A Red Deer lawyer is heading to the Supreme Court of Canada to argue a case involving minimum prison sentences for fentanyl trafficking.
The high court has agreed to jointly hear the appeals of two men who received stiffer penalties when Alberta’s Court of Appeal ruled that convictions for wholesale fentanyl trafficking should carry a minimum sentence of nine years.
Andrew Phypers and Calgary lawyer Jared Craig represent Patrick Douglas Felix, who was sentenced to two concurrent 10-year terms.
The original sentencing judge gave him a seven-year sentence in March 2019 after Felix pleaded guilty to two counts of trafficking fentanyl and two counts of trafficking cocaine in Fort McMurray.
According to court records, Felix sold undercover RCMP officers nearly 2,400 fentanyl pills and 2.5 kilograms of cocaine worth about $173,000 in what was described as a “sophisticated fentanyl and cocaine trafficking operation.”
Felix told police undercover officers he was making $40,000 to $60,000 per month from the business.
In a separate case, Cameron O’Lynn Parranto was sentenced to two consecutive seven-year terms on counts of trafficking in fentanyl as a result of the minimum penalty.

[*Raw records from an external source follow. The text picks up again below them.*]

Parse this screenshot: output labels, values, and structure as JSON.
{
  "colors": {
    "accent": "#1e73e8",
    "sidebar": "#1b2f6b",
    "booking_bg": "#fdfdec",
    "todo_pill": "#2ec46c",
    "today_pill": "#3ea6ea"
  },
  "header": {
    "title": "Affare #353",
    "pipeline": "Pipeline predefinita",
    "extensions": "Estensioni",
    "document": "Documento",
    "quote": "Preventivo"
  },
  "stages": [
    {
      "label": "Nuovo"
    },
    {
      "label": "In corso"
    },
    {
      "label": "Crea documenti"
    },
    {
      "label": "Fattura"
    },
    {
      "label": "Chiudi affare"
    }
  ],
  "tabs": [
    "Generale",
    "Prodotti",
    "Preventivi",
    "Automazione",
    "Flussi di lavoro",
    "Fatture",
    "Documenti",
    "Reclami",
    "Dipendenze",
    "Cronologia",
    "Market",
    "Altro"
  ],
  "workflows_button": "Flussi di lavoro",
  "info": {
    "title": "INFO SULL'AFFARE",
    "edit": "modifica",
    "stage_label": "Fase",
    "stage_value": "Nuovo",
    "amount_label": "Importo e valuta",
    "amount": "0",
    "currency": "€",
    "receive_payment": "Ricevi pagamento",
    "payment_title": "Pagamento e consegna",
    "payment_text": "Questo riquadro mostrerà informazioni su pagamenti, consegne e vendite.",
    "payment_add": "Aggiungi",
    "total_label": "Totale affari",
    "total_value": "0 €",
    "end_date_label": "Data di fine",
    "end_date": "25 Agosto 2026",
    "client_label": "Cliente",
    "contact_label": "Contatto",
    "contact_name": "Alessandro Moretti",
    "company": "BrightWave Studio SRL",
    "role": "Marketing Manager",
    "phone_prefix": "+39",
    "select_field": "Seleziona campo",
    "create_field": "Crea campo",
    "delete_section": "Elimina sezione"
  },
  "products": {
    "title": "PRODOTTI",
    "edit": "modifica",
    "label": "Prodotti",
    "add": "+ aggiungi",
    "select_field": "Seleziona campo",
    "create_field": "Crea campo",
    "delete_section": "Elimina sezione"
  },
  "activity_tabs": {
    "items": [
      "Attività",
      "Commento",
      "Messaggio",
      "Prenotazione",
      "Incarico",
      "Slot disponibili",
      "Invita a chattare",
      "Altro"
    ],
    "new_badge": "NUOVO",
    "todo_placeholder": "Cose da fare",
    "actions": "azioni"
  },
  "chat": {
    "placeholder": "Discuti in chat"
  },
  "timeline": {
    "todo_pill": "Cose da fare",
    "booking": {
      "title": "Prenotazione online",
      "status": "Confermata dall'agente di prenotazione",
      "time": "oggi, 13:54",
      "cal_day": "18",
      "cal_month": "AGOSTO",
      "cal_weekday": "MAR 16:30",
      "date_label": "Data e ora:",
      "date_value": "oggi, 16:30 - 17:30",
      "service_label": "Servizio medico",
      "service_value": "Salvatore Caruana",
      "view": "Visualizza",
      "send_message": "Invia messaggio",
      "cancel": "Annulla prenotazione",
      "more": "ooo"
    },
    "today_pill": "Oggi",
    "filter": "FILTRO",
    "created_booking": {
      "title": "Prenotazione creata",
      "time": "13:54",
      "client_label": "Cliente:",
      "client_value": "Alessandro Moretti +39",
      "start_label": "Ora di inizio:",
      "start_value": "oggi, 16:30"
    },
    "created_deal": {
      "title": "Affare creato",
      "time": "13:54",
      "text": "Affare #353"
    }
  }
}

Parranto was arrested in Edmonton in 2016 and police recovered fentanyl pills, cocaine, morphine, methamphetamine, oxycodone and a loaded handgun.
He is represented by Edmonton lawyer Paul Moreau.
Phypers is looking forward to a chance to argue his case in the highest court in the land. Only about six per cent of leaves to appeal — in which lawyers make their case why their issue should be addressed by the court — are granted.
“It’s an exciting opportunity, because very few lawyers get to attend to the Supreme Court of Canada,” said Phypers, who has practised law since 2012.
“It is also exciting because we’re challenging start-point sentence as a valid sentencing tool.”
While Phypers and Craig will focus specifically on fentanyl sentencing, if they prevail, it will have much wider implications.
“It will really be a challenge to start-point sentencing as an instrument to sentencing,” said Phypers.
There is no set starting point for sentences for most crimes. Drug crimes are among the exceptions.
For instance, the sentence starts at three years for someone convicted of commercial-scale cocaine or methamphetamine trafficking, increasing to four years for a wholesale trafficker.
If the drug is heroin, a commercial-scale trafficker’s sentence starts at five years.
Starting-point sentences are also in place for sexual assaults. Someone convicted of a “major sexual assault” faces a minimum of three years.
Among the problems with setting minimum sentencing points, is it they are not consistent across Canada, said Phypers.
“Alberta will sentence different than B.C. Alberta will sentence different than out east. It’s a very uneven application nationally of how people are sentenced in drug sentences.”
Alberta is on par with some provinces, but tougher than others.
“What we will argue is it should be an individualized process, best left behind in the hands of the sentencing judge,” he said.
“The sentencing judge is in the best position to see the personal circumstances of the offender and the gravity of the offence, instead of this uneven application based on the type of offence it is.”
Phypers said starting points have a “chilling effect” on a judge’s ability to impose what they see as a fit punishment.
In their leave to appeal, Phypers and Craig write that starting-point sentencing acts as both a “straight jacket” that limits individualized sentencing, and a “blunt instrument” used to justify longer prison sentences.
The starting-point system also “leads to increased rates of incarceration for marginalized socio-economic groups — those suffering from poverty, mental health issues and addiction.
“In certain cases, it perpetuates systematic discrimination.”
As usual, the Supreme Court gave no reason for agreeing to hear the matter.
The court will likely not hear Phypers’ and Craig’s case for six months to a year from now.